“In a sense the marriage of faith and reason is the most important question in apologetics because it is the overall question. If faith and reason are not wedded partners, if faith and reason are divorced or incompatible, like cats and birds, then apologetics is impossible. For apologetics is the attempt to ally reason to faith, to defend faith with reason’s weapon.”[i]
In both religious and secular circles, faith and reason are understood in ways that contradict the Judeo/Christian Scriptures. This phenomenon in the West is partly due to Darwinian philosophic naturalism that pits science against religion, where the former gives us objective knowledge binding on all, but the latter produces personal preferences binding only on the subject.
It’s also partly due to equivocating terms (I.e., misrepresenting the meaning of a word in context). This is evident when professing believers affirm that, “to argue your religious convictions removes the need for faith”.[ii] With positions like this, it’s understandable why many nonbelievers see Christians as foolish stupid sheep believing in fairy tales.
Defining faith in such terms is not only unbiblical, but it mutes the Christian worldview from significantly informing areas of education, law, bioethics, philosophy, and political theory.
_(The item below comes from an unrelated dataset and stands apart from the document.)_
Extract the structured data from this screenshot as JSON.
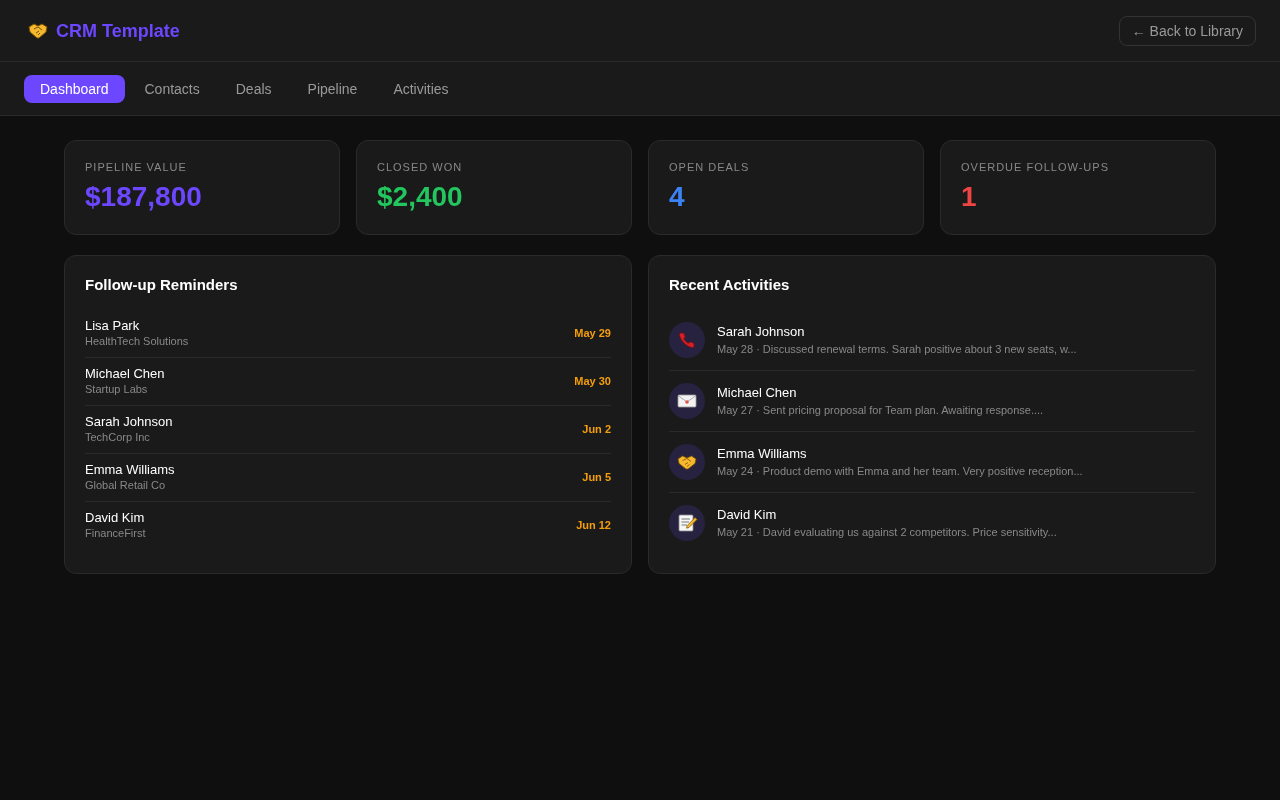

The reason is because “faith” understood in the above manner, does not provide knowledge, but only offers private personal preferences or values.
Hence, to remove the misunderstanding between faith and reason, we will consider three views regarding their relationship, the definitions of faith and reason and the ways in which the two are allies, rather than enemies. To read the entire article click here.
[i] Peter Kreeft & Ronald K. Tacelli, Handbook of Christian Apologetics, p. 29. © 1994 by Peter Kreeft & Ronald K. Tacelli, InterVarsity Press
[ii] Radio Talk Host Greg Koukl fielded a caller on Stand To Reason broadcast. This occurred sometime in the 1990’s